Tony Notarberardino’s Chelsea Hotel Portraits preserve a slice of bygone New York life

‘Tony Notarberardino: Chelsea Hotel Portraits, 1994-2010’, on show at New York’s ACA Galleries, is the photographer’s ode to the storied hotel he calls home and its eclectic clientele

From ‘Tony Notarberardino: Chelsea Hotel Portraits, 1994-2010’ exhibition, black and white portrait of performer in jewelled costume smoking, and photo of hotel sign
Left, Tony Notarberardino, ‘Bonnie’, 2006, and right, Chelsea Hotel, 2004
(Image credit: © Tony Notarberardino. Courtesy the artist and ACA Galleries, New York)

In the 1990s, New York hotel, The Chelsea, was a hub of bonhomie and bohemianism. An eclectic crowd gathered there, drawn both to the artistic environment it cultivated and for its reputation for setting in motion creative collaborations and avant-garde performances.

For photographer Tony Notarberardino, the hotel was a refuge when he arrived in New York City in 1994. Brought up in Melbourne, Australia, by Italian emigrant parents, Notarberardino – who still lives in the same apartment at The Chelsea Hotel today – was fascinated by the clientele. ‘As a photographer, I found the people who congregated at the hotel – and the hotel itself – to be so inspiring and visually striking,’ he says. ‘It was this magical, commingling of people from all walks of life that made life at the hotel so continuously compelling. It became and continues to be my home.’

Tony Notarberardino’s Chelsea Hotel Portraits

black and white portrait of singer Debbie Harry, posing against wall

Tony Notarberardino, Debbie Harry, 2005

(Image credit: © Tony Notarberardino. Courtesy the artist and ACA Galleries, New York)

The move marked the beginning of a series of portraits. ‘At 4am one night in September 1997, I was inside the Chelsea Hotel elevator, returning home, when a hand adorned with long, painted fingernails blocked it from closing. In walked an aged drag queen carrying more shopping bags than she could manage while holding the hand of a six-year-old boy. After four years of letting these moments pass by, I introduced myself and asked if I could photograph her. Without hesitation, she agreed.’

The resulting, large black and white photographs are the subject of a current exhibition at New York’s ACA Galleries. Notarberardino, who has photographed more than 1,500 subjects, continues to capture portraits daily in his hallway, using his vintage 1960s Toyo-View 810GII camera.

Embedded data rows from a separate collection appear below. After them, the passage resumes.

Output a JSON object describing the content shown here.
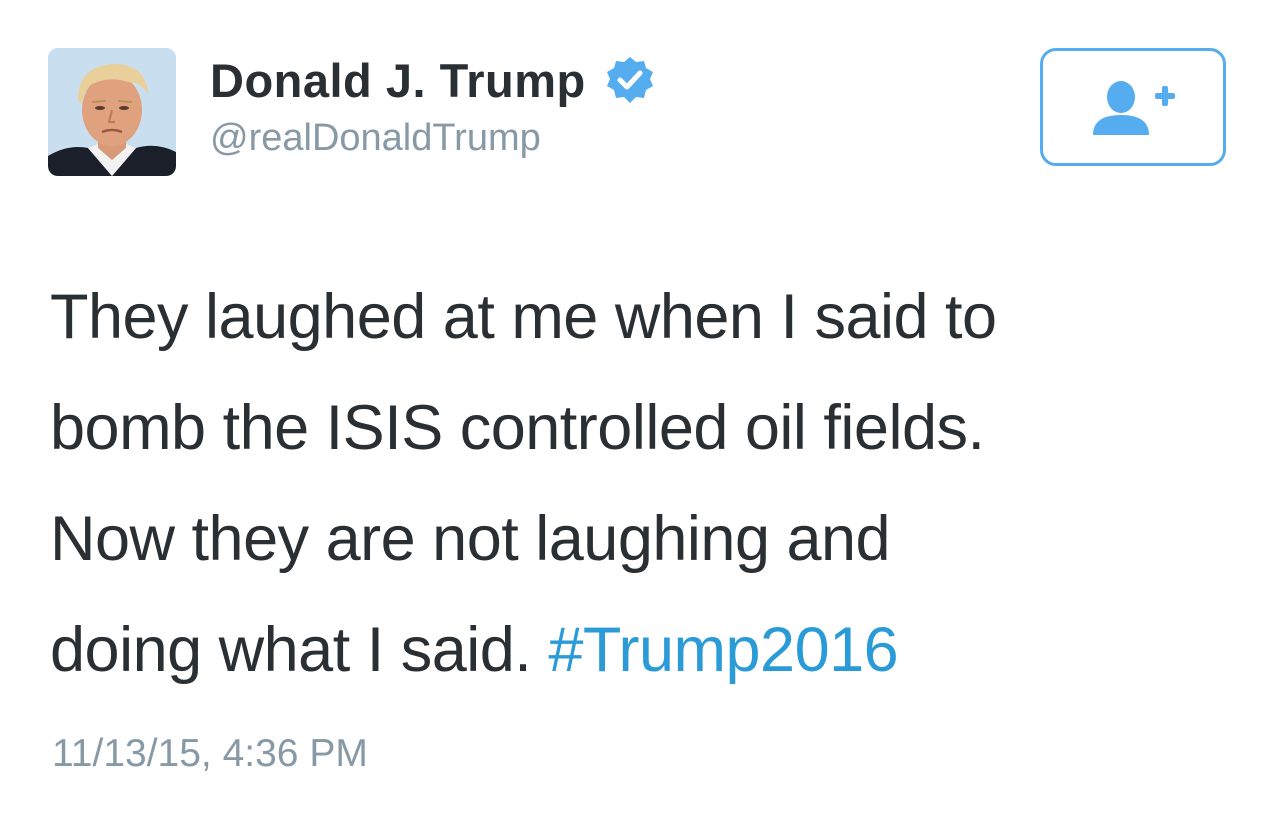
{
  "tweet": {
    "author": {
      "display_name": "Donald J. Trump",
      "handle": "@realDonaldTrump",
      "verified": true,
      "verified_icon": "verified-badge-icon",
      "avatar": "profile-photo"
    },
    "follow_button": {
      "icon": "add-user-icon"
    },
    "text_lines": [
      "They laughed at me when I said to",
      "bomb the ISIS controlled oil fields.",
      "Now they are not laughing and",
      "doing what I said. "
    ],
    "hashtag": "#Trump2016",
    "timestamp": "11/13/15, 4:36 PM"
  },
  "colors": {
    "text": "#292f33",
    "secondary": "#8899a6",
    "accent": "#55acee",
    "hashtag": "#2b9bd8"
  }
}
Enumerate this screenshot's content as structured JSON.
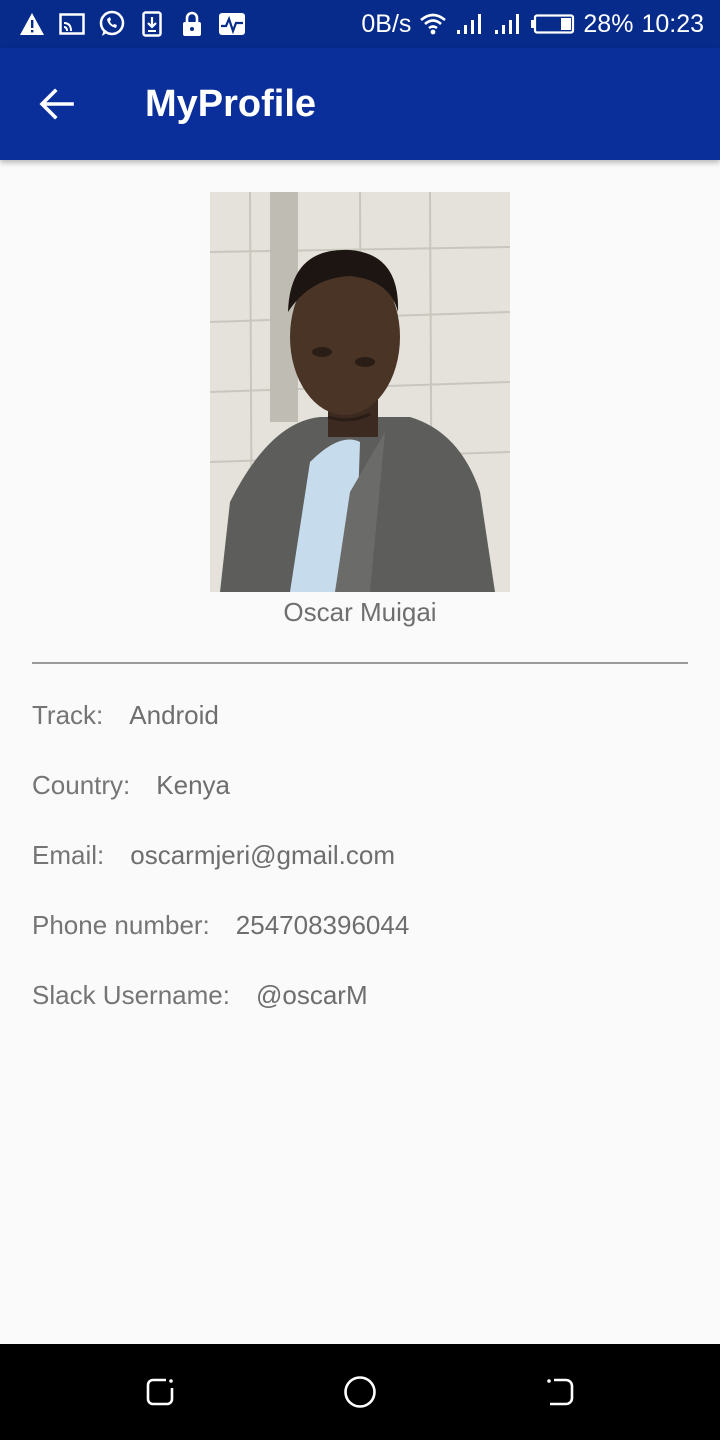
{
  "status_bar": {
    "net_speed": "0B/s",
    "battery": "28%",
    "time": "10:23",
    "icons": [
      "warning-icon",
      "cast-icon",
      "whatsapp-icon",
      "download-icon",
      "lock-icon",
      "pulse-icon",
      "wifi-icon",
      "signal-icon",
      "signal-icon",
      "battery-icon"
    ]
  },
  "app_bar": {
    "title": "MyProfile",
    "back_icon": "arrow-back-icon",
    "color": "#0a2f9a"
  },
  "profile": {
    "name": "Oscar Muigai",
    "fields": [
      {
        "label": "Track:",
        "value": "Android"
      },
      {
        "label": "Country:",
        "value": "Kenya"
      },
      {
        "label": "Email:",
        "value": "oscarmjeri@gmail.com"
      },
      {
        "label": "Phone number:",
        "value": "254708396044"
      },
      {
        "label": "Slack Username:",
        "value": "@oscarM"
      }
    ]
  },
  "nav_bar": {
    "icons": [
      "recents-icon",
      "home-icon",
      "back-icon"
    ]
  }
}
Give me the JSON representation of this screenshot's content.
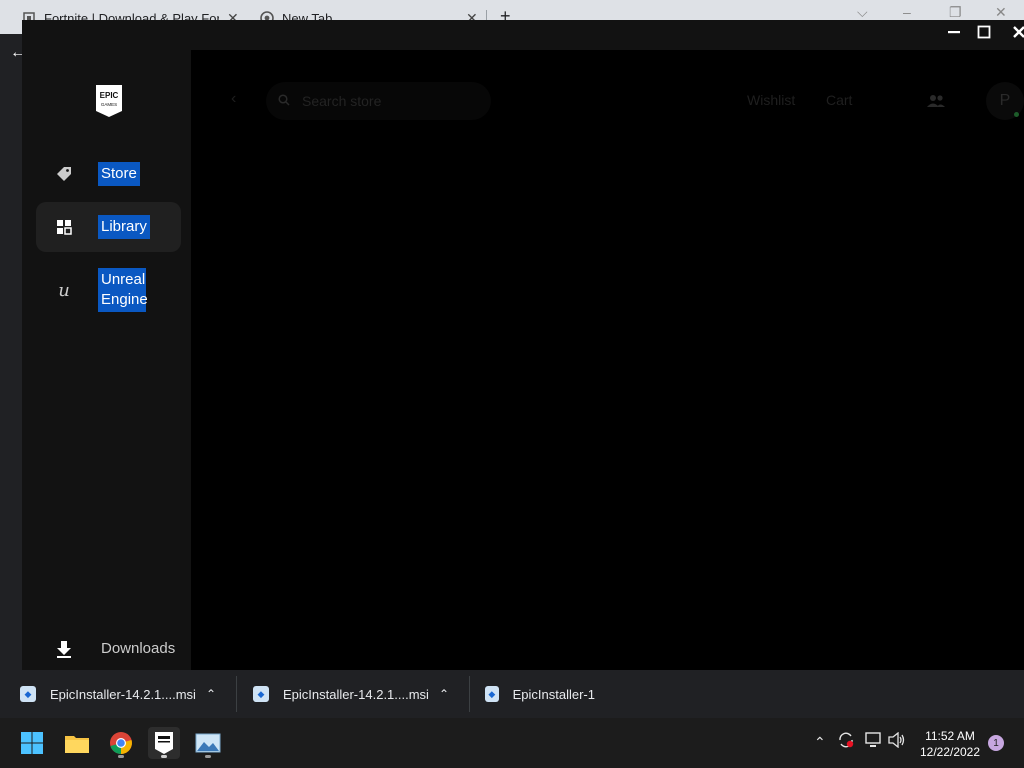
{
  "chrome": {
    "tabs": [
      {
        "title": "Fortnite | Download & Play For F",
        "favicon": "fortnite-icon"
      },
      {
        "title": "New Tab",
        "favicon": "chrome-icon"
      }
    ],
    "new_tab_glyph": "+"
  },
  "epic": {
    "logo_text": "EPIC",
    "logo_sub": "GAMES",
    "sidebar": {
      "items": [
        {
          "label": "Store",
          "icon": "tag-icon"
        },
        {
          "label": "Library",
          "icon": "grid-icon"
        },
        {
          "label": "Unreal Engine",
          "icon": "unreal-icon"
        }
      ],
      "downloads_label": "Downloads"
    },
    "header": {
      "search_placeholder": "Search store",
      "wishlist": "Wishlist",
      "cart": "Cart",
      "avatar_letter": "P"
    }
  },
  "downloads_bar": {
    "items": [
      {
        "name": "EpicInstaller-14.2.1....msi"
      },
      {
        "name": "EpicInstaller-14.2.1....msi"
      },
      {
        "name": "EpicInstaller-1"
      }
    ]
  },
  "taskbar": {
    "apps": [
      "windows-start-icon",
      "file-explorer-icon",
      "chrome-icon",
      "epic-games-icon",
      "image-viewer-icon"
    ],
    "clock_time": "11:52 AM",
    "clock_date": "12/22/2022",
    "notification_count": "1"
  },
  "colors": {
    "selection_blue": "#0a58c2",
    "launcher_bg": "#121212",
    "content_bg": "#000000"
  }
}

black and white portrait of Stanley Bard holding coffee and briefcase

Tony Notarberardino, Stanley Bard, 2008. Bard was co-owner and manager of the Chelsea Hotel for more than four decades

(Image credit: © Tony Notarberardino. Courtesy the artist and ACA Galleries, New York)

‘When I first started the series, I was photographing everyone: from the hotel cleaning staff, El Quijote [restaurant] staff waiters, to celebrities. I wasn’t exactly looking – I was more reacting to the circumstances I was in. There is no one formula that led me to photograph people, but it had to do with their style, uniqueness, and something that just drew my attention. These photographs document a piece of New York counterculture history that has been incredibly important to many artists, musicians, and other creatives.’

'Tony Notarberardino: Chelsea Hotel Portraits, 1994–2010' until 27 April 2024 at
ACA Galleries in New York.

Find more of the best New York art exhibitions to see now.

black and white portrait of Dee Dee Ramone with bare tattooed chest

Tony Notarberardino, Dee Dee Ramone, 1998, of punk band the Ramones

(Image credit: © Tony Notarberardino. Courtesy the artist and ACA Galleries, New York)

Hannah Silver is the Art, Culture, Watches & Jewellery Editor of Wallpaper*. Since joining in 2019, she has overseen offbeat design trends and in-depth profiles, and written extensively across the worlds of culture and luxury. She enjoys meeting artists and designers, viewing exhibitions and conducting interviews on her frequent travels.